State lawmakers tried to pass a bill to regulate online poker this year, but the Senate was unable to vote on the measure in time. However, All plans sold in individual and small group markets, including plans sold on and off the Health dental insurance companies Marketplace, and Government healthcare plans like Medicaid and Medicare all include at least 10 Essential Benefits. Stutz and other online gambling pundits are confident that they will fare better next year.

Efforts to legalize online poker in California had stalled for several years due to disagreements between the state’s gaming tribes. However, over a dozen tribes and a number of card rooms reportedly struck a consensus this summer. The Morongo Band of Mission Indians and three card rooms were the only dissidents. These groups formed a partnership with PokerStars and refused to support the proposed legislation due to the bad actor’s clause that it contained.

Contentions over barring PokerStars from the market had stalled efforts in recent months, but the problem appears to be have been resolved. The Amaya Gaming Group recently acquired the online poker titan, which could pave the way for the gaming provider to enter the market. The PokerStars coalition still needs to find common ground with the remaining tribal and horse racing interests to pass a bill in 2015 but industry observers remain optimistic.

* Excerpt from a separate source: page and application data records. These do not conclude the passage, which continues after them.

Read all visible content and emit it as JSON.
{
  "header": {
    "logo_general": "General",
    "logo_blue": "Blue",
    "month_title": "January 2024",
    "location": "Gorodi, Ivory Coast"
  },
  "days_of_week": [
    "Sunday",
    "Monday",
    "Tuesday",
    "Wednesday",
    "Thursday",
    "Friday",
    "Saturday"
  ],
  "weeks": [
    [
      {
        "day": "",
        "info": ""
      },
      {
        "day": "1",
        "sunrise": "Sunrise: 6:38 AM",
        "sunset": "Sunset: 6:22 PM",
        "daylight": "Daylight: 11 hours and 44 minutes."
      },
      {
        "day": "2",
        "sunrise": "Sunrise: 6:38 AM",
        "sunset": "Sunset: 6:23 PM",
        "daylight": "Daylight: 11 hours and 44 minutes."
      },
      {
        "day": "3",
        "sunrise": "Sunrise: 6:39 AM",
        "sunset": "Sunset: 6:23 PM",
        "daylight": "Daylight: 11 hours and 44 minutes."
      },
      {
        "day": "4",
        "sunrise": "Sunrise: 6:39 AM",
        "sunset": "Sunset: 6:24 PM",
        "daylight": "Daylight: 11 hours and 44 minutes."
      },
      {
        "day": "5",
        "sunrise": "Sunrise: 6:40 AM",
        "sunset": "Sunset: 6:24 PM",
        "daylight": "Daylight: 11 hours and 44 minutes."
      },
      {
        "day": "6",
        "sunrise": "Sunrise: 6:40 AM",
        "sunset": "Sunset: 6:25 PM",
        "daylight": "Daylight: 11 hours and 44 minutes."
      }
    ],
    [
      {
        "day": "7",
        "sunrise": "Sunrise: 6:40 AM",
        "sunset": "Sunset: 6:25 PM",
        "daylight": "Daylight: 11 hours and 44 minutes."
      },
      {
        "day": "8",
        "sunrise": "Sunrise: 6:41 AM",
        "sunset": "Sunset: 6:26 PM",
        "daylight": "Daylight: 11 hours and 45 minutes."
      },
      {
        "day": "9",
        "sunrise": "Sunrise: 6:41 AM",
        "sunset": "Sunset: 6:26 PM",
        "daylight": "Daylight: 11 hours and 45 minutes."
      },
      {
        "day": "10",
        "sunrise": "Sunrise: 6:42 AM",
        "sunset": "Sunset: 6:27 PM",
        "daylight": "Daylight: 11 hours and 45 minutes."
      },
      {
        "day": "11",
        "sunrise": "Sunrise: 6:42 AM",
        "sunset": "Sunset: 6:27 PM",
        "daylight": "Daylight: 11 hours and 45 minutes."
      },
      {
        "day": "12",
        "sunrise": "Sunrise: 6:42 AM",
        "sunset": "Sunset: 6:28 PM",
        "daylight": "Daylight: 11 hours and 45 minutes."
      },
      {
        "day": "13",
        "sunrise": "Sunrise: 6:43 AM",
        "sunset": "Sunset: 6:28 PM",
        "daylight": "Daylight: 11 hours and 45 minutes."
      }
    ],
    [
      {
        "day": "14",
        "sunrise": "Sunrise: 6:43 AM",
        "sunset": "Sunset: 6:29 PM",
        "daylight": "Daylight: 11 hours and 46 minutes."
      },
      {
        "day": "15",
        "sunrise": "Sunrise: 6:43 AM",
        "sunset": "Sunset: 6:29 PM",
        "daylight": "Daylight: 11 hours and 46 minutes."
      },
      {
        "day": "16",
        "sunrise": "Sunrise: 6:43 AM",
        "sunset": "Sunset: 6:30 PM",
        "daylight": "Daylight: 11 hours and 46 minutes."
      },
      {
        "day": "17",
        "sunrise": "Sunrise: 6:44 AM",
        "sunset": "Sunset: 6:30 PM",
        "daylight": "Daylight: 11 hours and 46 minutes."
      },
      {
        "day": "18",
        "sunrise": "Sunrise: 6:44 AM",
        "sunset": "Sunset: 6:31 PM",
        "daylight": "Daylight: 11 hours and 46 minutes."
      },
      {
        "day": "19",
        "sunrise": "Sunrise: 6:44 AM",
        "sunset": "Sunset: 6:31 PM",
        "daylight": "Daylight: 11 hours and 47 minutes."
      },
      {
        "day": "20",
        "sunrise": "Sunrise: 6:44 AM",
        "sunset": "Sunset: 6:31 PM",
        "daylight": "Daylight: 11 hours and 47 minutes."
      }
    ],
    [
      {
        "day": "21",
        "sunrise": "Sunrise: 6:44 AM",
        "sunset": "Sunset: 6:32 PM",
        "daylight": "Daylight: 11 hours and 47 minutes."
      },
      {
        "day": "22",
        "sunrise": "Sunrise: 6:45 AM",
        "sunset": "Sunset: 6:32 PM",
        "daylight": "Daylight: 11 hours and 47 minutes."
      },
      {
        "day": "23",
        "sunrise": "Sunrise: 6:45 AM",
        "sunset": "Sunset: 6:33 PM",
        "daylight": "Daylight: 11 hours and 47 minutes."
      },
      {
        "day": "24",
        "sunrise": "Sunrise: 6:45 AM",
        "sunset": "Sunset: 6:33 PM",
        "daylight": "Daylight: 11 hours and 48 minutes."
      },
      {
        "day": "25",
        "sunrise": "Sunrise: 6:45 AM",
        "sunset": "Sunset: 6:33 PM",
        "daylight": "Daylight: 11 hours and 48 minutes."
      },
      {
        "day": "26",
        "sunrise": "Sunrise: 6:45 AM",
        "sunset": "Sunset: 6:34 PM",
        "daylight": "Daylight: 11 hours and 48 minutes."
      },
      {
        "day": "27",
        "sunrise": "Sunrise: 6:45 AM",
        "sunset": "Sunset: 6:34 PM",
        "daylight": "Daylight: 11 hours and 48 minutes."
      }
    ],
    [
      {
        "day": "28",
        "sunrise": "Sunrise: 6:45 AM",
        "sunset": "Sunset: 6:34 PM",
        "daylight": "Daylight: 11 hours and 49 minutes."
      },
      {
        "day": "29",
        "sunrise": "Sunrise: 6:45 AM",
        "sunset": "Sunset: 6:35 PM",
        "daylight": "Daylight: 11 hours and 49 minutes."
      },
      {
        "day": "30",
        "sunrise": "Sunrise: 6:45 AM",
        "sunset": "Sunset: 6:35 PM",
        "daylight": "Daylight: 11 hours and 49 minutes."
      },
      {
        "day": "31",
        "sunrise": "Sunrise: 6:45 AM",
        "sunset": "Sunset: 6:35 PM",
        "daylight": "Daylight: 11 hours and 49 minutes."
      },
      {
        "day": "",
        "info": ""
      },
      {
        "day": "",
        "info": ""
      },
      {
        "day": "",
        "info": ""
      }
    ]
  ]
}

Kendall James
Kendall James - Kendall has been covering the gaming industry for over 7 years. Kendall lives in San Francisco with his wife and black Labrador. Kendall often travels to Sacramento and Nevada to covers legislative hearings and iGaming conferences.